in 1991, we entered the workforce in a world that didn’t hold much promise.
The Gulf War became the first televised war, and US troops were being deployed to Iraq. There was The Bush Recession and lot of built up rage.
Music changed forever with the release of Nirvana’s Nevermind.
Grunge music became mainstream, and bands like Pearl Jam and Soundgarden followed Nirvana’s path.
We were early adopters of the Internet.
Who could forget that dial-up sound?
Originally, you needed to have a phone line to get on the Internet.
AOL was one of the early pioneers of the Internet in the mid-1990s, providing a web portal, e-mail, and instant messaging.
What the fuck is the Internet?
If you are a fan of Kevin Smith, you know the answer.
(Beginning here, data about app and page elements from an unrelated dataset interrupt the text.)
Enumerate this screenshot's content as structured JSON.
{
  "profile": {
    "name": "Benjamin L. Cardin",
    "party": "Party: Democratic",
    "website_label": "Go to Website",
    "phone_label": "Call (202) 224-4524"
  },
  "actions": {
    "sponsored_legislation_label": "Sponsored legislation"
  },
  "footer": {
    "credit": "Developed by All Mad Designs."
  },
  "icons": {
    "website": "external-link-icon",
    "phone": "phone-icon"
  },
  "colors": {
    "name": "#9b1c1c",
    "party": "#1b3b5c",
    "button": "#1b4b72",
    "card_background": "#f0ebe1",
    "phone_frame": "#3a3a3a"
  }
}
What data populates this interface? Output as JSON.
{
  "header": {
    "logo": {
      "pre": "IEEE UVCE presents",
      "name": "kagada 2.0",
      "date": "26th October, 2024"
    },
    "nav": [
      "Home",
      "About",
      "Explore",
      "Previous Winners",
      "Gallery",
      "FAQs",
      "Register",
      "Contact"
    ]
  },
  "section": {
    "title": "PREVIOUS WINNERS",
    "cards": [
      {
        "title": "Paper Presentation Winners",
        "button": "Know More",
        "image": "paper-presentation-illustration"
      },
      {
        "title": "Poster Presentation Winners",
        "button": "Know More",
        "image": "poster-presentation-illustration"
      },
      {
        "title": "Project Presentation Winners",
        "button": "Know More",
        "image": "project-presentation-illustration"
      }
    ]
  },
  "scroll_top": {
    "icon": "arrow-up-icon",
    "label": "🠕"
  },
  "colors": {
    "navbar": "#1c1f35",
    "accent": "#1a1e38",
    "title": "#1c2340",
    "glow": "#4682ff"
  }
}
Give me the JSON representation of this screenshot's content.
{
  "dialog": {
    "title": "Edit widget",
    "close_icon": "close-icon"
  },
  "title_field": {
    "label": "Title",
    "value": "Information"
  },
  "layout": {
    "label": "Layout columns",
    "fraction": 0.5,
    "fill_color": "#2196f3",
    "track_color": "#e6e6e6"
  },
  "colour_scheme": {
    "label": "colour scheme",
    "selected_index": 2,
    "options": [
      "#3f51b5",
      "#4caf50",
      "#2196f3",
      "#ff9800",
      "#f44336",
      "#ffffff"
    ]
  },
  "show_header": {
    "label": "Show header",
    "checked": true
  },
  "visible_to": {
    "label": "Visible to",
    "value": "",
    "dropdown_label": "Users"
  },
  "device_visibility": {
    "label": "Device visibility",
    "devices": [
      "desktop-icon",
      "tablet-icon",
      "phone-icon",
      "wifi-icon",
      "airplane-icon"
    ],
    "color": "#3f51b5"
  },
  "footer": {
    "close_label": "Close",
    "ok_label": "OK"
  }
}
Our generation was the last generation born before the World Wide Web became an integral party of society.
It is hard to imagine a world where we weren’t glued to our smartphones.
We are now surrounded by a bunch of zombies.
Today’s generation cannot imagine life without surfing the web and staying connected on social media.
In just two decades, the Internet has completely changed human interaction.
The truth is that we are connected but have little or no human interaction. More and more people, especially teens, are living in a virtual world instead of building genuine relationships.
As a result, they are more likely to become depressed.
We owe it to our kids to be good role models.
As parents, we can share with our childhood experiences of pre-Internet life to our kids, while being tech savvy enough to relate to them.
I inspire to be a dad like Mike Brady from The Brady Bunch. Being a good parent is one thing we can do to make the world a better place.